There are three elements essential to creating a permaculture plate:
1. Embrace Diversity
“The ultimate permaculture plate would use little bits of lots of different things from the farm and gardens, with definitely some fruit and nuts in the mix—dried fruit in the wintertime,” Hintz says. The permaculture plate recipe she shares below, Wilted Chard with Dried Currants and Nuts, uses dried currants, which are high in the vitamin C (especially needed in the wintertime), along with pine nuts or chopped walnuts. If you don’t have those ingredients on hand, feel free to experiment with what you do have.
2. Serve Multiple Functions
“In permaculture, every element is intentional and has more than one job to play,” Hintz says. “For example, a pond provides both water and heat for nearby gardens. ” Her recipe emulates that idea in multiple ways: the currants add both texture and tart flavor, and the greens, nuts and berries, provide a nutritionally balanced meal.
3. Cluster Close
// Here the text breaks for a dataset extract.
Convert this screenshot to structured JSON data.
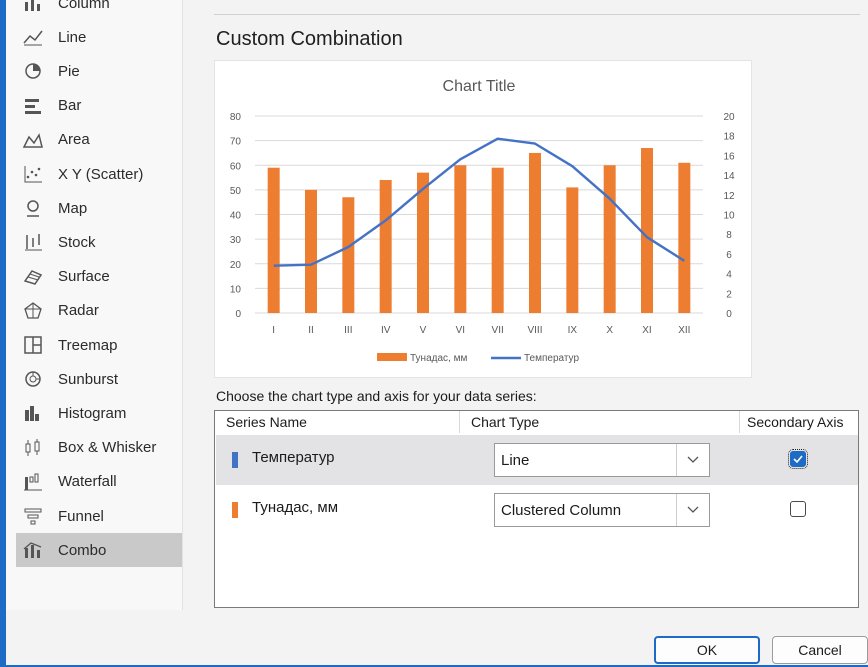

Permaculture farm design strategically places garden items you use often closer to your kitchen so you have easy access. “I use greens, like chard, in many of my dishes, so I like to keep a patch with the other quick-grab foods right near my house.”
The Wilted Chard with Dried Currants and Nuts recipe is from the cookbook Farm-Fresh and Fast: Easy Recipes and Tips to Make the Most of Fresh Seasonal Produce, produced by the FairShare CSA Coalition. This is the cookbook that sparked our love affair with kale last summer. (For more information or to purchase a cookbook, visit their website.)
Farm-Fresh and Fast offers this chard advice: “Although chard tends to be a lesser-known green, it’s easy to grow and great in many dishes. When shopping for chard, look for bunches that are still crisp.”
Recipe: Wilted Chard with Dried Currants and Nuts
Recipes provided courtesy of FairShare CSA Coalition; Recipe by Dani Lind, originally published in Edible Madison
Yield: 4 servings
- 1 large bunch chard, stems and leaves separated
- 2 T. butter or oil
- 1 T. minced garlic, green garlic or garlic scapes
- 3 T. white wine
- salt and ground black pepper to taste
- 3 T. dried currants
- 2 T. toasted pine nuts or chopped walnuts
Slice chard stems into 1/4-inch pieces. Coarsely chop leaves (while still wet from rinsing) and set aside.
In large skillet, heat butter or oil over medium-high heat. When hot, add chard stems and sauté for 2 minutes. Add garlic, stir a few times. Then add wine, damp chard leaves, salt and pepper. Stir about 2 minutes, or until all chard leaves are wilted.
Add currants and cook, stirring, for about 2 more minutes, until liquid is evaporated.
Top with nuts and serve immediately.